> [DATA FOR PROCESSING]
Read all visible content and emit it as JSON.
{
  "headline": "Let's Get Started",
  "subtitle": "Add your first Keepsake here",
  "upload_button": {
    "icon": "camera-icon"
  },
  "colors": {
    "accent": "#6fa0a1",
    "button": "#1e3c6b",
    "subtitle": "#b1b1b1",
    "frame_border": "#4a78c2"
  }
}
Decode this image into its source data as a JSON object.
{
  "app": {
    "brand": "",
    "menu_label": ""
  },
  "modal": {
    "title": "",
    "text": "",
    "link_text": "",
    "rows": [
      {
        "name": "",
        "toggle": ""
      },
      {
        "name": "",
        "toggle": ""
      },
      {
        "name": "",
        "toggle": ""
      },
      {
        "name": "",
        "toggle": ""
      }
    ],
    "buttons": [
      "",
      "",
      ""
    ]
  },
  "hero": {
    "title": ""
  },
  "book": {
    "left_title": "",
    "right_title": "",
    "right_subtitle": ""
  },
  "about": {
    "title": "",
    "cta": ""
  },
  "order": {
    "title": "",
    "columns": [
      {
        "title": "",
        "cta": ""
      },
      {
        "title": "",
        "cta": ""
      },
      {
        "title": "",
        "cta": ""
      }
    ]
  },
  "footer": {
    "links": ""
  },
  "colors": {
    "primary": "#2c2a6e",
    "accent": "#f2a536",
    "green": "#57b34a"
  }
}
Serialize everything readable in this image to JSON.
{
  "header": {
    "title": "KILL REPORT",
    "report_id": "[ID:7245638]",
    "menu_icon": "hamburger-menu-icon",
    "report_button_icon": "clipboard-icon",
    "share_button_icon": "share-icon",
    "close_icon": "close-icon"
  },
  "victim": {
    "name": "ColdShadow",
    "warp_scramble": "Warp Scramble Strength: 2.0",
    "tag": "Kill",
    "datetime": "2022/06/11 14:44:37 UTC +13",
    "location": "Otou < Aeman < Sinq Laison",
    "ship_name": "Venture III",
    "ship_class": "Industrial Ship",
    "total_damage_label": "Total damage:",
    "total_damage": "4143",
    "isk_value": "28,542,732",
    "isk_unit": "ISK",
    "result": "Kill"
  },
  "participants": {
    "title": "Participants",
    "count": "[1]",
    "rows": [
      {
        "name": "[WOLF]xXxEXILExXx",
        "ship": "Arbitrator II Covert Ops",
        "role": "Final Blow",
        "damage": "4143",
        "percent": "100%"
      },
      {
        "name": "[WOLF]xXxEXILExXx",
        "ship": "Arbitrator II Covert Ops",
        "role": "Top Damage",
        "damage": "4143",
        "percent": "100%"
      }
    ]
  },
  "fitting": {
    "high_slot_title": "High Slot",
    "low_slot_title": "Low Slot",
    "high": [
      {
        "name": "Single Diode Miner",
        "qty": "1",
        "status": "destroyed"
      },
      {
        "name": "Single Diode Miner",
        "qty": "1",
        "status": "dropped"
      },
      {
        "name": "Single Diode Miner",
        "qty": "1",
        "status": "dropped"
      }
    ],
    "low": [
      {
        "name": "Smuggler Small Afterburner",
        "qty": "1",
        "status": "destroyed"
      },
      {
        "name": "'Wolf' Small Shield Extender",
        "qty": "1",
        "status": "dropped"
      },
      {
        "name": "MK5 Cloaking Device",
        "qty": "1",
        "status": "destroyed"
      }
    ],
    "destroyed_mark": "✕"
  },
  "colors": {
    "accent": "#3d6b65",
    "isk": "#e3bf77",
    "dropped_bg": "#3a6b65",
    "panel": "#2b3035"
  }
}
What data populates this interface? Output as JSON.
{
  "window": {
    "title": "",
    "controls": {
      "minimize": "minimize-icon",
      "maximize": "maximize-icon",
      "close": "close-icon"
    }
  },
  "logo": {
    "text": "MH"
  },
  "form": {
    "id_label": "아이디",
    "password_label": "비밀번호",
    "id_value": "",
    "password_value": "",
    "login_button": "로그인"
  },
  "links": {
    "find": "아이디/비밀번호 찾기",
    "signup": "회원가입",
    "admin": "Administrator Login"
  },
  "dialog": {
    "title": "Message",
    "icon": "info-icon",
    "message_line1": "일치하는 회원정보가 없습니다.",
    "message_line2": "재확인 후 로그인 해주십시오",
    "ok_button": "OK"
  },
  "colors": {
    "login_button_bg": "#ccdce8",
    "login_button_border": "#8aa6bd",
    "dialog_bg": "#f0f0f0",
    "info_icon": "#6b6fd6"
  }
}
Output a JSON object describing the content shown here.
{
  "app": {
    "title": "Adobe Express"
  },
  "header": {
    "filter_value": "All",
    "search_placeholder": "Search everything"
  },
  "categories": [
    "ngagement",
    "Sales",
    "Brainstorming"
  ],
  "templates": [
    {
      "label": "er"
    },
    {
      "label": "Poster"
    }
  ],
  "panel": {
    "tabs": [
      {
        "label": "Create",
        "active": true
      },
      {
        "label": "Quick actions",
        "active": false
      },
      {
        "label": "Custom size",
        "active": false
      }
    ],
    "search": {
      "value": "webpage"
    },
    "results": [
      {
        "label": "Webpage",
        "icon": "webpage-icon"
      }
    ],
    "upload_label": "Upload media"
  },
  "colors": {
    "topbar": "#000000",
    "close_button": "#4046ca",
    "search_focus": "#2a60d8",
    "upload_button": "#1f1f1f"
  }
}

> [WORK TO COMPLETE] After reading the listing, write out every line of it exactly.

> [YOUR SOLUTION]
Read all visible content and emit it as JSON.
{
  "headline": "Let's Get Started",
  "subtitle": "Add your first Keepsake here",
  "upload_button": {
    "icon": "camera-icon"
  },
  "colors": {
    "accent": "#6fa0a1",
    "button": "#1e3c6b",
    "subtitle": "#b1b1b1",
    "frame_border": "#4a78c2"
  }
}
Decode this image into its source data as a JSON object.
{
  "app": {
    "brand": "",
    "menu_label": ""
  },
  "modal": {
    "title": "",
    "text": "",
    "link_text": "",
    "rows": [
      {
        "name": "",
        "toggle": ""
      },
      {
        "name": "",
        "toggle": ""
      },
      {
        "name": "",
        "toggle": ""
      },
      {
        "name": "",
        "toggle": ""
      }
    ],
    "buttons": [
      "",
      "",
      ""
    ]
  },
  "hero": {
    "title": ""
  },
  "book": {
    "left_title": "",
    "right_title": "",
    "right_subtitle": ""
  },
  "about": {
    "title": "",
    "cta": ""
  },
  "order": {
    "title": "",
    "columns": [
      {
        "title": "",
        "cta": ""
      },
      {
        "title": "",
        "cta": ""
      },
      {
        "title": "",
        "cta": ""
      }
    ]
  },
  "footer": {
    "links": ""
  },
  "colors": {
    "primary": "#2c2a6e",
    "accent": "#f2a536",
    "green": "#57b34a"
  }
}
Serialize everything readable in this image to JSON.
{
  "header": {
    "title": "KILL REPORT",
    "report_id": "[ID:7245638]",
    "menu_icon": "hamburger-menu-icon",
    "report_button_icon": "clipboard-icon",
    "share_button_icon": "share-icon",
    "close_icon": "close-icon"
  },
  "victim": {
    "name": "ColdShadow",
    "warp_scramble": "Warp Scramble Strength: 2.0",
    "tag": "Kill",
    "datetime": "2022/06/11 14:44:37 UTC +13",
    "location": "Otou < Aeman < Sinq Laison",
    "ship_name": "Venture III",
    "ship_class": "Industrial Ship",
    "total_damage_label": "Total damage:",
    "total_damage": "4143",
    "isk_value": "28,542,732",
    "isk_unit": "ISK",
    "result": "Kill"
  },
  "participants": {
    "title": "Participants",
    "count": "[1]",
    "rows": [
      {
        "name": "[WOLF]xXxEXILExXx",
        "ship": "Arbitrator II Covert Ops",
        "role": "Final Blow",
        "damage": "4143",
        "percent": "100%"
      },
      {
        "name": "[WOLF]xXxEXILExXx",
        "ship": "Arbitrator II Covert Ops",
        "role": "Top Damage",
        "damage": "4143",
        "percent": "100%"
      }
    ]
  },
  "fitting": {
    "high_slot_title": "High Slot",
    "low_slot_title": "Low Slot",
    "high": [
      {
        "name": "Single Diode Miner",
        "qty": "1",
        "status": "destroyed"
      },
      {
        "name": "Single Diode Miner",
        "qty": "1",
        "status": "dropped"
      },
      {
        "name": "Single Diode Miner",
        "qty": "1",
        "status": "dropped"
      }
    ],
    "low": [
      {
        "name": "Smuggler Small Afterburner",
        "qty": "1",
        "status": "destroyed"
      },
      {
        "name": "'Wolf' Small Shield Extender",
        "qty": "1",
        "status": "dropped"
      },
      {
        "name": "MK5 Cloaking Device",
        "qty": "1",
        "status": "destroyed"
      }
    ],
    "destroyed_mark": "✕"
  },
  "colors": {
    "accent": "#3d6b65",
    "isk": "#e3bf77",
    "dropped_bg": "#3a6b65",
    "panel": "#2b3035"
  }
}
What data populates this interface? Output as JSON.
{
  "window": {
    "title": "",
    "controls": {
      "minimize": "minimize-icon",
      "maximize": "maximize-icon",
      "close": "close-icon"
    }
  },
  "logo": {
    "text": "MH"
  },
  "form": {
    "id_label": "아이디",
    "password_label": "비밀번호",
    "id_value": "",
    "password_value": "",
    "login_button": "로그인"
  },
  "links": {
    "find": "아이디/비밀번호 찾기",
    "signup": "회원가입",
    "admin": "Administrator Login"
  },
  "dialog": {
    "title": "Message",
    "icon": "info-icon",
    "message_line1": "일치하는 회원정보가 없습니다.",
    "message_line2": "재확인 후 로그인 해주십시오",
    "ok_button": "OK"
  },
  "colors": {
    "login_button_bg": "#ccdce8",
    "login_button_border": "#8aa6bd",
    "dialog_bg": "#f0f0f0",
    "info_icon": "#6b6fd6"
  }
}
Output a JSON object describing the content shown here.
{
  "app": {
    "title": "Adobe Express"
  },
  "header": {
    "filter_value": "All",
    "search_placeholder": "Search everything"
  },
  "categories": [
    "ngagement",
    "Sales",
    "Brainstorming"
  ],
  "templates": [
    {
      "label": "er"
    },
    {
      "label": "Poster"
    }
  ],
  "panel": {
    "tabs": [
      {
        "label": "Create",
        "active": true
      },
      {
        "label": "Quick actions",
        "active": false
      },
      {
        "label": "Custom size",
        "active": false
      }
    ],
    "search": {
      "value": "webpage"
    },
    "results": [
      {
        "label": "Webpage",
        "icon": "webpage-icon"
      }
    ],
    "upload_label": "Upload media"
  },
  "colors": {
    "topbar": "#000000",
    "close_button": "#4046ca",
    "search_focus": "#2a60d8",
    "upload_button": "#1f1f1f"
  }
}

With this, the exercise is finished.